The parts of speech that are often declined and therefore may have a nominative case are nouns, adjectives, pronouns and (less frequently) numerals and participles. The nominative case often indicates the subject of a verb but sometimes does not indicate any particular relationship with the other parts of a sentence. In some languages, the nominative case is unmarked, and it may then be said to be marked by a null morpheme
. Moreover, in most languages with a nominative case, the nominative form is the lemma
; that is, it is the reference form used to cite a word, to list it as a dictionary entry etc.
Nominative cases are found in Arabic
, Old English
, Old French
, among other languages. English still retains some nominative pronouns
, which are contrasted with the accusative
(comparable to the oblique
in some other languages): I
) and who
). A usage that is archaic in most current English dialects is the singular second-person pronoun thou
). A special case is the word you
: originally, ye
was its nominative form and you
the accusative, but over time, you
has come to be used for the nominative as well.
The term "nominative case" is most properly used in the discussion of nominative–accusative languages
, such as Latin, Greek and most modern Western European languages.
In active–stative languages
, there is a case, sometimes called nominative, that is the most
marked case and is used for the subject of a transitive verb
or a voluntary subject of an intransitive verb
but not for an involuntary subject of an intransitive verb. Since such languages are a relatively new field of study, there is no standard name for this case.
English is now often described as having a subjective case
, instead of a nominative, to draw attention to the differences between the "standard" generic nominative and the way that it is used in English.
The term objective case
is then used for the oblique case
, which covers the roles of accusative, dative and objects of a preposition. The genitive case
is then usually called the possessive
form, rather than a noun case per se
. English is then said to have two cases: the subjective and the objective.
The nominative case marks the subject of a verb. When the verb is active, the nominative is the person or thing doing the action (agent

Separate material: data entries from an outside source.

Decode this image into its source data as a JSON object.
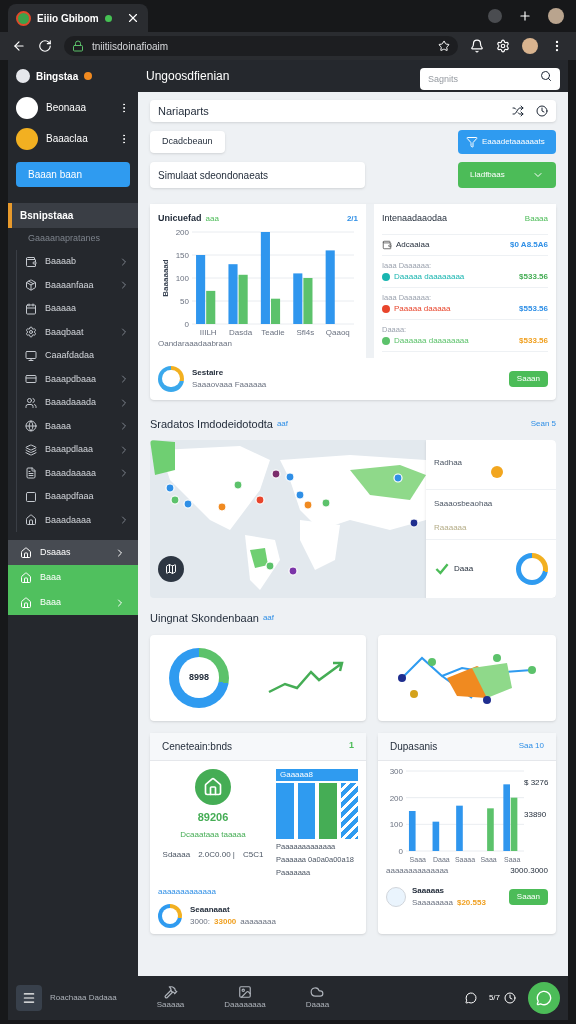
{
  "browser": {
    "tab_title": "Eiiio Gbibom",
    "address": "tniitiisdoinafioaim"
  },
  "sidebar": {
    "brand": "Bingstaa",
    "profiles": [
      {
        "name": "Beonaaa"
      },
      {
        "name": "Baaaclaa"
      }
    ],
    "primary_button": "Baaan baan",
    "active": {
      "label": "Bsnipstaaa",
      "selected": true
    },
    "group_label": "Gaaaanapratanes",
    "nav": [
      {
        "label": "Baaaab",
        "chevron": true
      },
      {
        "label": "Baaaanfaaa",
        "chevron": true
      },
      {
        "label": "Baaaaa",
        "chevron": false
      },
      {
        "label": "Baaqbaat",
        "chevron": true
      },
      {
        "label": "Caaafdadaa",
        "chevron": false
      },
      {
        "label": "Baaapdbaaa",
        "chevron": true
      },
      {
        "label": "Baaadaaada",
        "chevron": true
      },
      {
        "label": "Baaaa",
        "chevron": true
      },
      {
        "label": "Baaapdlaaa",
        "chevron": true
      },
      {
        "label": "Baaadaaaaa",
        "chevron": true
      },
      {
        "label": "Baaapdfaaa",
        "chevron": false
      },
      {
        "label": "Baaadaaaa",
        "chevron": true
      }
    ],
    "footer": [
      {
        "label": "Dsaaas",
        "kind": "muted",
        "chevron": true
      },
      {
        "label": "Baaa",
        "kind": "accent",
        "chevron": false
      },
      {
        "label": "Baaa",
        "kind": "accent",
        "chevron": true
      }
    ]
  },
  "header": {
    "title": "Ungoosdfienian",
    "search": {
      "placeholder": "Sagnits"
    }
  },
  "panel": {
    "title": "Nariaparts"
  },
  "toolbar": {
    "filter_button": "Dcadcbeaun",
    "primary_button": "Eaaadetaaaaaats",
    "field": {
      "value": "Simulaat sdeondonaeats"
    },
    "dropdown": "Lladfbaas"
  },
  "overview": {
    "chart_card": {
      "title": "Unicuefad",
      "tag": "aaa",
      "corner": "2/1",
      "legend": "Oandaraaadaabraan",
      "chart_data": {
        "type": "bar",
        "ylabel": "Baaaaaad",
        "categories": [
          "IIILH",
          "Dasda",
          "Teadie",
          "Sfl4s",
          "Qaaoq"
        ],
        "series": [
          {
            "color": "#2f96ee",
            "values": [
              150,
              130,
              200,
              110,
              160
            ]
          },
          {
            "color": "#5cc26b",
            "values": [
              72,
              107,
              55,
              100,
              null
            ]
          }
        ],
        "ylim": [
          0,
          200
        ],
        "yticks": [
          0,
          50,
          100,
          150,
          200
        ],
        "grid": true
      }
    },
    "transactions": {
      "title": "Intenaadaaodaa",
      "link": "Baaaa",
      "rows": [
        {
          "name": "Adcaaiaa",
          "amount": {
            "text": "$0 A8.5A6",
            "color": "#2f8fe6"
          },
          "kind": "icon"
        },
        {
          "caption": "Iaaa Daaaaaa:",
          "name": "Daaaaa daaaaaaaa",
          "amount": {
            "text": "$533.56",
            "color": "#45ad55"
          },
          "kind": "dot",
          "color": "#19b5b0"
        },
        {
          "caption": "Iaaa Daaaaaa:",
          "name": "Paaaaa daaaaa",
          "amount": {
            "text": "$553.56",
            "color": "#2f8fe6"
          },
          "kind": "dot",
          "color": "#e8452c"
        },
        {
          "caption": "Daaaa:",
          "name": "Daaaaaa daaaaaaaa",
          "amount": {
            "text": "$533.56",
            "color": "#f0a020"
          },
          "kind": "dot",
          "color": "#5cc26b"
        }
      ]
    },
    "summary": {
      "title": "Sestaire",
      "subtitle": "Saaaovaaa Faaaaaa",
      "button": "Saaan"
    }
  },
  "map_section": {
    "title": "Sradatos Imdodeidotodta",
    "tag": "aaf",
    "link": "Sean 5",
    "overlay": {
      "title": "Radhaa",
      "subtitle": "Saaaosbeaohaa",
      "note": "Raaaaaa",
      "caption": "Daaa"
    }
  },
  "insights": {
    "title": "Uingnat Skondenbaan",
    "tag": "aaf",
    "donut_label": "8998"
  },
  "properties": {
    "title": "Ceneteain:bnds",
    "badge": "1",
    "amount": "89206",
    "amount_caption": "Dcaaataaa taaaaa",
    "stats": [
      "Sdaaaa",
      "2.0C0.00 |",
      "C5C1"
    ],
    "building_label": "Gaaaaa8",
    "details": [
      "Paaaaaaaaaaaaa",
      "Paaaaaa 0a0a0a00a18",
      "Paaaaaaa"
    ],
    "legend": "aaaaaaaaaaaaa",
    "footer": {
      "title": "Seaanaaat",
      "values": [
        "3000:",
        "33000",
        "aaaaaaaa"
      ]
    }
  },
  "deposits": {
    "title": "Dupasanis",
    "link": "Saa 10",
    "callouts": [
      "$ 3276",
      "33890"
    ],
    "legend": "aaaaaaaaaaaaaa",
    "total": "3000.3000",
    "chart_data": {
      "type": "bar",
      "categories": [
        "Saaa",
        "Daaa",
        "Saaaa",
        "Saaa",
        "Saaa"
      ],
      "series": [
        {
          "color": "#2f96ee",
          "values": [
            150,
            110,
            170,
            null,
            250
          ]
        },
        {
          "color": "#5cc26b",
          "values": [
            null,
            null,
            null,
            160,
            200
          ]
        }
      ],
      "ylim": [
        0,
        300
      ],
      "yticks": [
        0,
        100,
        200,
        300
      ],
      "grid": true
    },
    "footer": {
      "title": "Saaaaas",
      "subtitle": "Saaaaaaaa",
      "amount": "$20.553",
      "button": "Saaan"
    }
  },
  "bottom_bar": {
    "title": "Roachaaa Dadaaa",
    "items": [
      "Saaaaa",
      "Daaaaaaaa",
      "Daaaa"
    ],
    "counter": "5/7"
  }
}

); when the verb is passive, the nominative is the person or thing receiving the action.
- The boy saw her.
- She was seen by the boy.

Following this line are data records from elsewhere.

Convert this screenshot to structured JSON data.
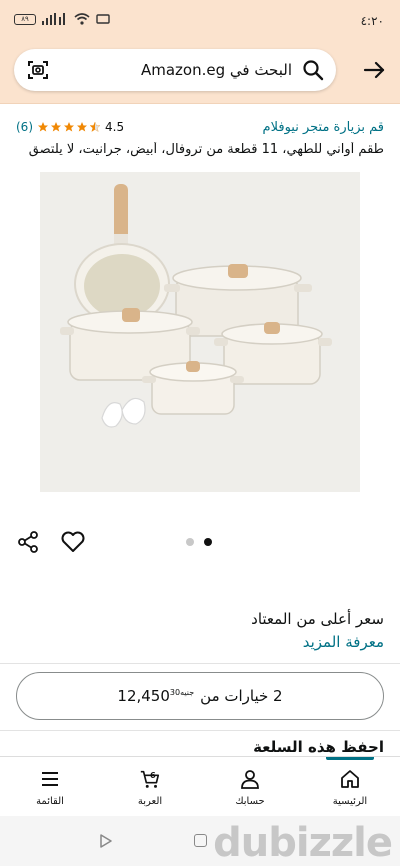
{
  "status_bar": {
    "time": "٤:٢٠",
    "battery": "٨٩"
  },
  "header": {
    "search_text": "البحث في Amazon.eg"
  },
  "product": {
    "store_link": "قم بزيارة متجر نيوفلام",
    "rating": "4.5",
    "review_count": "(6)",
    "stars": 4.5,
    "title": "طقم أواني للطهي، 11 قطعة من تروفال، أبيض، جرانيت، لا يلتصق"
  },
  "carousel": {
    "total": 2,
    "active_index": 1
  },
  "price_note": {
    "higher_than_usual": "سعر أعلى من المعتاد",
    "learn_more": "معرفة المزيد"
  },
  "options_button": {
    "prefix": "2 خيارات من",
    "amount": "12,450",
    "fraction": "30",
    "currency": "جنيه"
  },
  "save_section": {
    "title_part1": "احفظ",
    "title_part2": "هذه السلعة"
  },
  "bottom_nav": {
    "items": [
      {
        "label": "الرئيسية",
        "icon": "home-icon",
        "active": true
      },
      {
        "label": "حسابك",
        "icon": "account-icon",
        "active": false
      },
      {
        "label": "العربة",
        "icon": "cart-icon",
        "active": false,
        "badge": "6"
      },
      {
        "label": "القائمة",
        "icon": "menu-icon",
        "active": false
      }
    ]
  },
  "watermark": "dubizzle",
  "colors": {
    "header_bg": "#fbe3ce",
    "link": "#007185",
    "star": "#f08804"
  }
}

Predicate noun or adjective
- Socrates was a wise man.
- Socrates was wise.
- ^ nominativus. Charlton T. Lewis and Charles Short. A Latin Dictionary on Perseus Project.

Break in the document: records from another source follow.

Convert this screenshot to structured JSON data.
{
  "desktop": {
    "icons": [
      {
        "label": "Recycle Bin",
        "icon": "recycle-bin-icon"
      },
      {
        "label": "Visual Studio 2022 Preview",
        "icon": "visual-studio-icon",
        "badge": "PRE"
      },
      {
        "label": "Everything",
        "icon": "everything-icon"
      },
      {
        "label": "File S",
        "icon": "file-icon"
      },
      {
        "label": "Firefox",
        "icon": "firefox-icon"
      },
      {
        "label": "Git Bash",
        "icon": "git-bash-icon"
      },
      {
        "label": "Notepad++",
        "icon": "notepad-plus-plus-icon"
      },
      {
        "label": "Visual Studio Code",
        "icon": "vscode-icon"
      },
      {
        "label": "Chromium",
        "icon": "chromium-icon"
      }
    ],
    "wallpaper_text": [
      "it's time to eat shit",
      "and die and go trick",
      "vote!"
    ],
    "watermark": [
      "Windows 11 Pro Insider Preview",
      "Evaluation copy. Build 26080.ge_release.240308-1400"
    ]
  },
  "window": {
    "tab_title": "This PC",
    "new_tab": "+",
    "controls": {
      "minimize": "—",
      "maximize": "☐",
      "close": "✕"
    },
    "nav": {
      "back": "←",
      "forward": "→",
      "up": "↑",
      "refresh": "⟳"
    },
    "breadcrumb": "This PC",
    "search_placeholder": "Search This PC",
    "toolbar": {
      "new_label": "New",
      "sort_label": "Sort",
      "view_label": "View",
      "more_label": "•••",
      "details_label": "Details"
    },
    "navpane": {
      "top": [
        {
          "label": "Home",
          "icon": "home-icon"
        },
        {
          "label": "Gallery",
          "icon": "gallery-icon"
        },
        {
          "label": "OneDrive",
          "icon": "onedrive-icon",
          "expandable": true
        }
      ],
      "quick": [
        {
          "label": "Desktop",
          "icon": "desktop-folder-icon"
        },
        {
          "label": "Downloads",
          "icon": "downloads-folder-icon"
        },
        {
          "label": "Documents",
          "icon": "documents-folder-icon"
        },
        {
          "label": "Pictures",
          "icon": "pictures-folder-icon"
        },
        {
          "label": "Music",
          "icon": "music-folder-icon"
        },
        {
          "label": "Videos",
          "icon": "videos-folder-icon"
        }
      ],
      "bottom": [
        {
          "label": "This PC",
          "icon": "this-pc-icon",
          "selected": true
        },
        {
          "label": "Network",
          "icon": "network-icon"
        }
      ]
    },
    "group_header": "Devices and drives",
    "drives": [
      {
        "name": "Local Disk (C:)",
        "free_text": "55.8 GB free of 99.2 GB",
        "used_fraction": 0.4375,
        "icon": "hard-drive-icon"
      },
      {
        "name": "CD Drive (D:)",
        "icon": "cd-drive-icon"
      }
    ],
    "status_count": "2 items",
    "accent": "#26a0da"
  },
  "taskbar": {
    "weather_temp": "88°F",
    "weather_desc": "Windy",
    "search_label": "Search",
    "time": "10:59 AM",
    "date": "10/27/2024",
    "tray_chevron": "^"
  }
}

- ^ ὀνομαστικός. Liddell, Henry George; Scott, Robert; A Greek–English Lexicon at the Perseus Project
- ^ ὀνομάζω
- ^ ὄνομα
- ^ Dionysius Thrax. τέχνη γραμματική (Art of Grammar), section ιβ´ (10b): περὶ ὀνόματος (On the noun). Bibliotheca Augustana.
- ^ "Personal pronoun". Oxford Dictionaries. Oxford University Press. Retrieved 2016-01-29.
- ^ "Grammar Handbook « Writers Workshop: Writer Resources « The Center for Writing Studies, Illinois". www.cws.illinois.edu. Retrieved 2015-09-23.
- ^ Shrives, Craig. "What Is the Subjective Case? (grammar lesson)". www.grammar-monster.com. Retrieved 2015-09-23.
- ^ "What Is the Subjective (or Nominative) Case?". Retrieved 2015-09-23.
- ^ "Subjective and Objective Case @ The Internet Grammar of English". www.ucl.ac.uk. Retrieved 2015-09-23.
Last edited on 1 March 2021, at 03:27
Content is available under CC BY-SA 3.0
unless otherwise noted.